*** GIVEN ENTRIES ***

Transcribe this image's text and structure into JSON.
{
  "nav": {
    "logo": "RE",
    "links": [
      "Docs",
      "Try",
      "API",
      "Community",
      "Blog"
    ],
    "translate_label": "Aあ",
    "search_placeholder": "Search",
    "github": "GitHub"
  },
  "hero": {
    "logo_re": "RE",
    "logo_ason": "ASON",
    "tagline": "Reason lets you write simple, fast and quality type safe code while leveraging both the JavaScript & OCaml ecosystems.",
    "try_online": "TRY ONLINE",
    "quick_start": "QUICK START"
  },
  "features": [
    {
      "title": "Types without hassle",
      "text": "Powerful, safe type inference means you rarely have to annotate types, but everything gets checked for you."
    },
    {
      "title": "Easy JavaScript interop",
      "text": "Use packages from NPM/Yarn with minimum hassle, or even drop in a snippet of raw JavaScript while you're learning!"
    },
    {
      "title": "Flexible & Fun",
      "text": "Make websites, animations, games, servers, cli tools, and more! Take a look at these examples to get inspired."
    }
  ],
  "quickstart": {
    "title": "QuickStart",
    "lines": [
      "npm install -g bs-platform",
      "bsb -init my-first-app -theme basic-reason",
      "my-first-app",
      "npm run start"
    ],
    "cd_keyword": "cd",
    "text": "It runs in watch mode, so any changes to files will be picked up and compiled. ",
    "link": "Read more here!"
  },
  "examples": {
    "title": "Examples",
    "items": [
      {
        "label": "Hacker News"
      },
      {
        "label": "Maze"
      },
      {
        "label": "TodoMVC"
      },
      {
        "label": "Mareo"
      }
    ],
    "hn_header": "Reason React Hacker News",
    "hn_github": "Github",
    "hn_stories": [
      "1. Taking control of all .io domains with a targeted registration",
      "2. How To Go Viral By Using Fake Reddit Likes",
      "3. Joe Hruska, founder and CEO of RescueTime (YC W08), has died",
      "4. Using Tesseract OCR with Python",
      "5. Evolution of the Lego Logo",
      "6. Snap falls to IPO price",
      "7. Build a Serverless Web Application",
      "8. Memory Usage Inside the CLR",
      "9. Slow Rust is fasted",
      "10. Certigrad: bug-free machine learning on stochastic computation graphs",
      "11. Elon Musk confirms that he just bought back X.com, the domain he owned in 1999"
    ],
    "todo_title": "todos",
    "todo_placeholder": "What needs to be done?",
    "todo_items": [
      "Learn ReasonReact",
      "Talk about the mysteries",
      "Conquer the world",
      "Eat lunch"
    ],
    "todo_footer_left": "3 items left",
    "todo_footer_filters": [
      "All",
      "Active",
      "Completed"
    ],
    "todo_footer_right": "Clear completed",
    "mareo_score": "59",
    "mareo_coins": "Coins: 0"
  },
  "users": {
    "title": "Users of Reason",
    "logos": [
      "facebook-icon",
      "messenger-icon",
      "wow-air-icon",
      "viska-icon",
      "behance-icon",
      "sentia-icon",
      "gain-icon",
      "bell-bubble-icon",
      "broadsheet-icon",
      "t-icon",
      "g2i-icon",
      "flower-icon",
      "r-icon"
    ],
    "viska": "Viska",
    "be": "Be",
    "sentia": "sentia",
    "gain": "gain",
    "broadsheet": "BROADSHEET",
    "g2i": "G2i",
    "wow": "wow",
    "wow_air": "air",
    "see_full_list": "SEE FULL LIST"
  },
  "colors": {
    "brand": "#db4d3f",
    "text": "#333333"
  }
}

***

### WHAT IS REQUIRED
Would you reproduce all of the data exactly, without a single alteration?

### EXERCISE SOLUTION
Transcribe this image's text and structure into JSON.
{
  "nav": {
    "logo": "RE",
    "links": [
      "Docs",
      "Try",
      "API",
      "Community",
      "Blog"
    ],
    "translate_label": "Aあ",
    "search_placeholder": "Search",
    "github": "GitHub"
  },
  "hero": {
    "logo_re": "RE",
    "logo_ason": "ASON",
    "tagline": "Reason lets you write simple, fast and quality type safe code while leveraging both the JavaScript & OCaml ecosystems.",
    "try_online": "TRY ONLINE",
    "quick_start": "QUICK START"
  },
  "features": [
    {
      "title": "Types without hassle",
      "text": "Powerful, safe type inference means you rarely have to annotate types, but everything gets checked for you."
    },
    {
      "title": "Easy JavaScript interop",
      "text": "Use packages from NPM/Yarn with minimum hassle, or even drop in a snippet of raw JavaScript while you're learning!"
    },
    {
      "title": "Flexible & Fun",
      "text": "Make websites, animations, games, servers, cli tools, and more! Take a look at these examples to get inspired."
    }
  ],
  "quickstart": {
    "title": "QuickStart",
    "lines": [
      "npm install -g bs-platform",
      "bsb -init my-first-app -theme basic-reason",
      "my-first-app",
      "npm run start"
    ],
    "cd_keyword": "cd",
    "text": "It runs in watch mode, so any changes to files will be picked up and compiled. ",
    "link": "Read more here!"
  },
  "examples": {
    "title": "Examples",
    "items": [
      {
        "label": "Hacker News"
      },
      {
        "label": "Maze"
      },
      {
        "label": "TodoMVC"
      },
      {
        "label": "Mareo"
      }
    ],
    "hn_header": "Reason React Hacker News",
    "hn_github": "Github",
    "hn_stories": [
      "1. Taking control of all .io domains with a targeted registration",
      "2. How To Go Viral By Using Fake Reddit Likes",
      "3. Joe Hruska, founder and CEO of RescueTime (YC W08), has died",
      "4. Using Tesseract OCR with Python",
      "5. Evolution of the Lego Logo",
      "6. Snap falls to IPO price",
      "7. Build a Serverless Web Application",
      "8. Memory Usage Inside the CLR",
      "9. Slow Rust is fasted",
      "10. Certigrad: bug-free machine learning on stochastic computation graphs",
      "11. Elon Musk confirms that he just bought back X.com, the domain he owned in 1999"
    ],
    "todo_title": "todos",
    "todo_placeholder": "What needs to be done?",
    "todo_items": [
      "Learn ReasonReact",
      "Talk about the mysteries",
      "Conquer the world",
      "Eat lunch"
    ],
    "todo_footer_left": "3 items left",
    "todo_footer_filters": [
      "All",
      "Active",
      "Completed"
    ],
    "todo_footer_right": "Clear completed",
    "mareo_score": "59",
    "mareo_coins": "Coins: 0"
  },
  "users": {
    "title": "Users of Reason",
    "logos": [
      "facebook-icon",
      "messenger-icon",
      "wow-air-icon",
      "viska-icon",
      "behance-icon",
      "sentia-icon",
      "gain-icon",
      "bell-bubble-icon",
      "broadsheet-icon",
      "t-icon",
      "g2i-icon",
      "flower-icon",
      "r-icon"
    ],
    "viska": "Viska",
    "be": "Be",
    "sentia": "sentia",
    "gain": "gain",
    "broadsheet": "BROADSHEET",
    "g2i": "G2i",
    "wow": "wow",
    "wow_air": "air",
    "see_full_list": "SEE FULL LIST"
  },
  "colors": {
    "brand": "#db4d3f",
    "text": "#333333"
  }
}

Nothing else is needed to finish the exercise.